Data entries
────────────────
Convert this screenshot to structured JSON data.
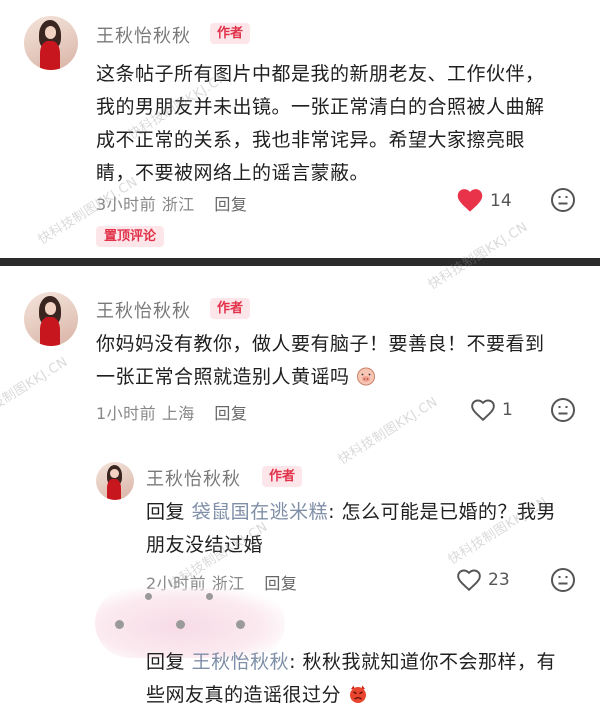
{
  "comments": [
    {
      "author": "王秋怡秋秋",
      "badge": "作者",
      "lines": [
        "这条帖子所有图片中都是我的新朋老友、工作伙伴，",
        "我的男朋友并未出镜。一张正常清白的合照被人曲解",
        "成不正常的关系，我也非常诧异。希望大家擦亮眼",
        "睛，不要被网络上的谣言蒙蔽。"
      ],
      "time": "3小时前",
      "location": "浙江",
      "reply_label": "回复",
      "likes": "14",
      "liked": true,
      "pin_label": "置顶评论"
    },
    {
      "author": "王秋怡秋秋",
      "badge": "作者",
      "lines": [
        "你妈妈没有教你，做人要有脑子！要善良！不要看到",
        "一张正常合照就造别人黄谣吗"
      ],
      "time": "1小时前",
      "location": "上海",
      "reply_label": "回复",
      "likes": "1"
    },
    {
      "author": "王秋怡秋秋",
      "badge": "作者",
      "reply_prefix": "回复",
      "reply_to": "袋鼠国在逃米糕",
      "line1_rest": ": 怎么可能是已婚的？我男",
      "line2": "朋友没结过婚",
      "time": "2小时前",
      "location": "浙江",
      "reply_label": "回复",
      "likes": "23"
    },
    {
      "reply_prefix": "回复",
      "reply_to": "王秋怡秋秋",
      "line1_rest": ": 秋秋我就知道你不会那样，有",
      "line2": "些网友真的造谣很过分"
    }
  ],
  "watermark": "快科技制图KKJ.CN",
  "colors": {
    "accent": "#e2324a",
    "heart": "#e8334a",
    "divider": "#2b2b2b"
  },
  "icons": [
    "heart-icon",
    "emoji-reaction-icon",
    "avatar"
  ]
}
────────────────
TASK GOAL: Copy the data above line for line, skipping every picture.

ANSWER TO THE EXERCISE:
Convert this screenshot to structured JSON data.
{
  "comments": [
    {
      "author": "王秋怡秋秋",
      "badge": "作者",
      "lines": [
        "这条帖子所有图片中都是我的新朋老友、工作伙伴，",
        "我的男朋友并未出镜。一张正常清白的合照被人曲解",
        "成不正常的关系，我也非常诧异。希望大家擦亮眼",
        "睛，不要被网络上的谣言蒙蔽。"
      ],
      "time": "3小时前",
      "location": "浙江",
      "reply_label": "回复",
      "likes": "14",
      "liked": true,
      "pin_label": "置顶评论"
    },
    {
      "author": "王秋怡秋秋",
      "badge": "作者",
      "lines": [
        "你妈妈没有教你，做人要有脑子！要善良！不要看到",
        "一张正常合照就造别人黄谣吗"
      ],
      "time": "1小时前",
      "location": "上海",
      "reply_label": "回复",
      "likes": "1"
    },
    {
      "author": "王秋怡秋秋",
      "badge": "作者",
      "reply_prefix": "回复",
      "reply_to": "袋鼠国在逃米糕",
      "line1_rest": ": 怎么可能是已婚的？我男",
      "line2": "朋友没结过婚",
      "time": "2小时前",
      "location": "浙江",
      "reply_label": "回复",
      "likes": "23"
    },
    {
      "reply_prefix": "回复",
      "reply_to": "王秋怡秋秋",
      "line1_rest": ": 秋秋我就知道你不会那样，有",
      "line2": "些网友真的造谣很过分"
    }
  ],
  "watermark": "快科技制图KKJ.CN",
  "colors": {
    "accent": "#e2324a",
    "heart": "#e8334a",
    "divider": "#2b2b2b"
  },
  "icons": [
    "heart-icon",
    "emoji-reaction-icon",
    "avatar"
  ]
}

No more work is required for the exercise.